A Word About Recycling with Ollie Maier
With Christmas coming, which often brings toys for children that need to be assembled, this article in a Resource Recycling newsletter caught my eye.
Reason being; although I am somewhat mechanical minded, for some of my children and grand-children, my assembly of some of their toys was a real challenge. Sometimes just getting the plastic wrapping off them would almost make me lose the Christmas spirit.
The newsletter article addressed the capability of many do-it-yourself citizens to repair items rather than discarding them and getting replacements. Unfortunately, some manufactures are not willing to supply any information on how to repair or have available the necessary parts to repair. Some also require a special tool.
“Twenty states officially filed variants of Right to Repair legislation in 2019," the article said. "No bills have received a vote yet — which is normal and expected, given how hard it is to get all but the most trivial of bills passed.”
As mentioned, none of these bills have passed yet. However, a recent poll showed 90% of consumers would like to be able to repair some of the items that become unusable instead of throwing them away or hopefully putting some in the recycle bin so not to be a total waste.
Thus, it is believed passage of at least one of these bills is inevitable. And, it is felt if just one bill becomes law, the dominoes effect will take place and others will become law quickly thereafter.

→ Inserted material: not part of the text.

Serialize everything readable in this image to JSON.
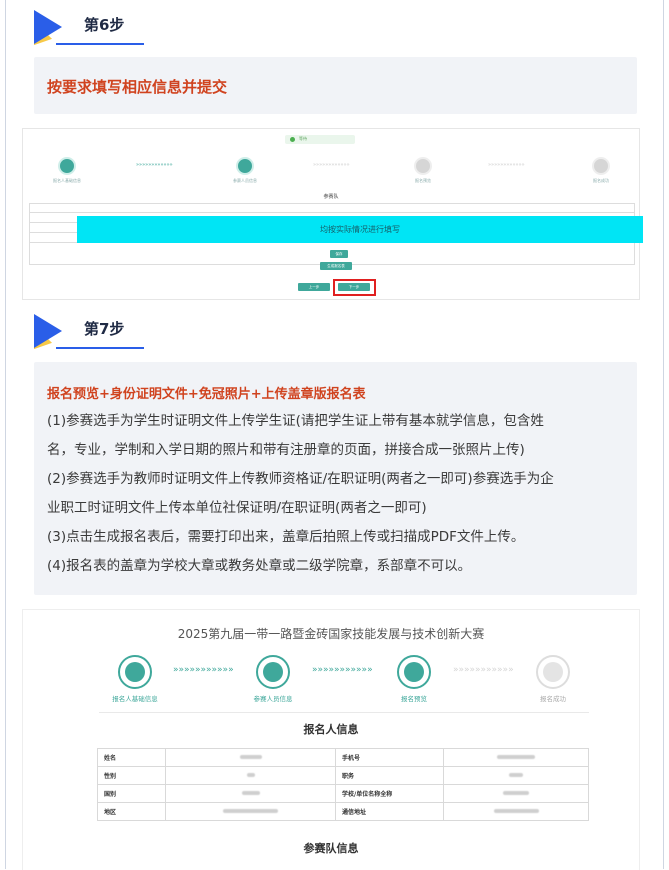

If this Right to Repair does become law, it would require product manufacturers to make available the information, tools and parts that allow consumers and independent shops to repair the things they own. This includes, among other things, consumer electronics and farm equipment.

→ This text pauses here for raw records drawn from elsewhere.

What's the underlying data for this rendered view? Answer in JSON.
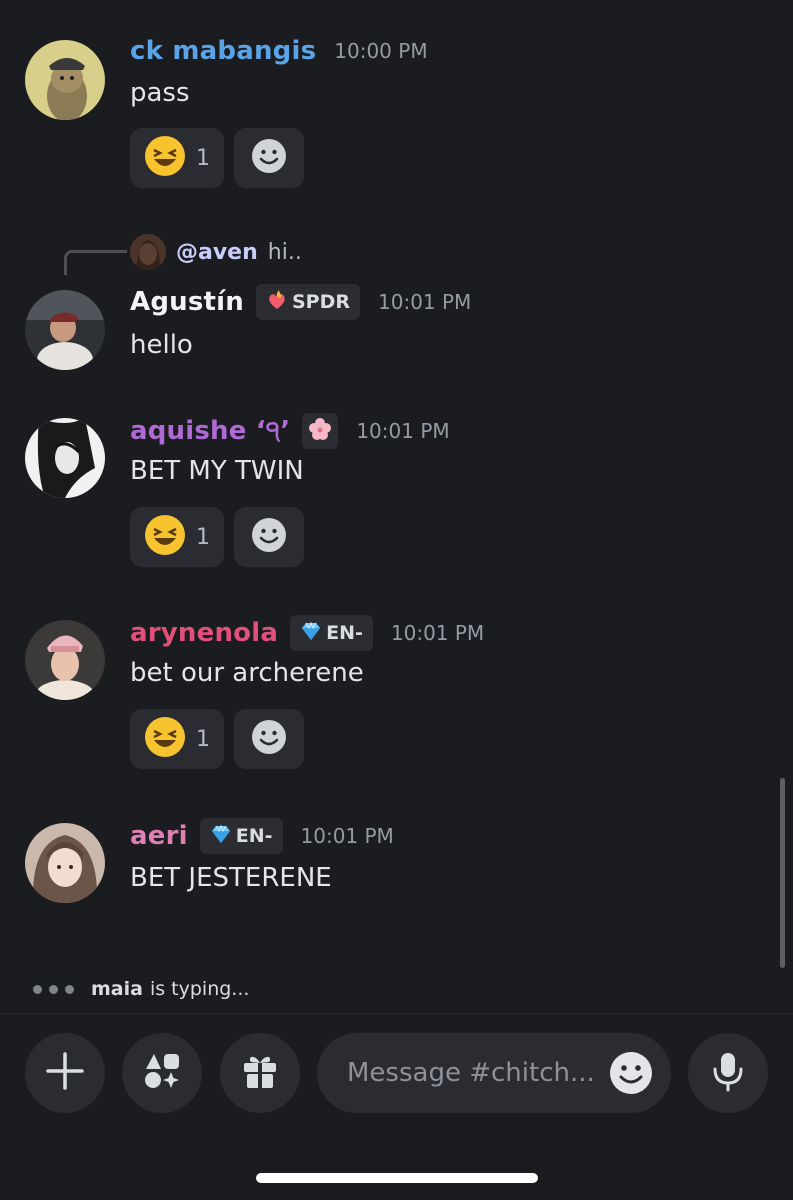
{
  "messages": [
    {
      "username": "ck mabangis",
      "name_color": "#5aa3e6",
      "time": "10:00 PM",
      "text": "pass",
      "reactions": [
        {
          "emoji": "laughing-face",
          "count": "1"
        }
      ]
    },
    {
      "reply": {
        "mention": "@aven",
        "text": "hi.."
      },
      "username": "Agustín",
      "name_color": "#f2f3f5",
      "tag": "SPDR",
      "tag_icon": "fire-heart",
      "time": "10:01 PM",
      "text": "hello"
    },
    {
      "username": "aquishe ʻ੧ʼ",
      "name_color": "#b06ad6",
      "tag_icon": "cherry-blossom",
      "time": "10:01 PM",
      "text": "BET MY TWIN",
      "reactions": [
        {
          "emoji": "laughing-face",
          "count": "1"
        }
      ]
    },
    {
      "username": "arynenola",
      "name_color": "#e0507a",
      "tag": "EN-",
      "tag_icon": "gem",
      "time": "10:01 PM",
      "text": "bet our archerene",
      "reactions": [
        {
          "emoji": "laughing-face",
          "count": "1"
        }
      ]
    },
    {
      "username": "aeri",
      "name_color": "#e07fb2",
      "tag": "EN-",
      "tag_icon": "gem",
      "time": "10:01 PM",
      "text": "BET JESTERENE"
    }
  ],
  "typing": {
    "user": "maia",
    "text": "is typing..."
  },
  "composer": {
    "placeholder": "Message #chitch..."
  },
  "colors": {
    "background": "#1b1c20",
    "surface": "#2a2c31",
    "muted": "#949ba4"
  }
}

Although none of the bills have passed yet, some legislators are ready to again introduce such bills in 2020. I find the Right to Repair remains solidly non-partisan, as proven by the wide variety of politicians who have found common cause on this issue.
They realize having the Right to Repair will not only help cut down on many still repairable items from going to the landfill, but they will also create local jobs and allow many talented citizens to repair such products their own.
In knowing this, one would wonder what is holding up the passage of these bills. One of the reasons is it takes time to overcome the FUD (fear, uncertainty, and doubt) some legislators have. Fortunately, as more legislatures become aware to the benefits of the Right to Repair, FUD tends to backfire.
Such bills were close to passage in Washington, California, Illinois and Nebraska among others. But opposition stopped them. For example, in the farming states, John Deere was in opposition to passage as they didn’t want farmers to repair the John Deere farm equipment they owned. With my growing up on a farm, I think this is really a bummer.
I also found the Right to Repair bills in New York and Minnesota had gotten to their legislative floor at the end of their sessions but ran out of time to be passed. Let’s hope this isn’t the case in 2020.
Incidentally, the Right to Repair momentum is also growing at the federal and international levels. It is being looked at in Canada, Australia and New Zealand. So, for all you talented people who like to repair your things as needed, my wife and I will continue to pray for our leaders to have the wisdom to do what is right in this and other matters.
Till next week, do have a great one...
Ollie is a local citizen concerned with the environment and helping others. A retired Air Force fighter and instructor pilot, he is a graduate of Leadership San Marcos and received his degrees at Texas State University where he worked on staff before totally retiring. For questions or comments, he invites you to call him at 512-353-7432 or email firstname.lastname@example.org.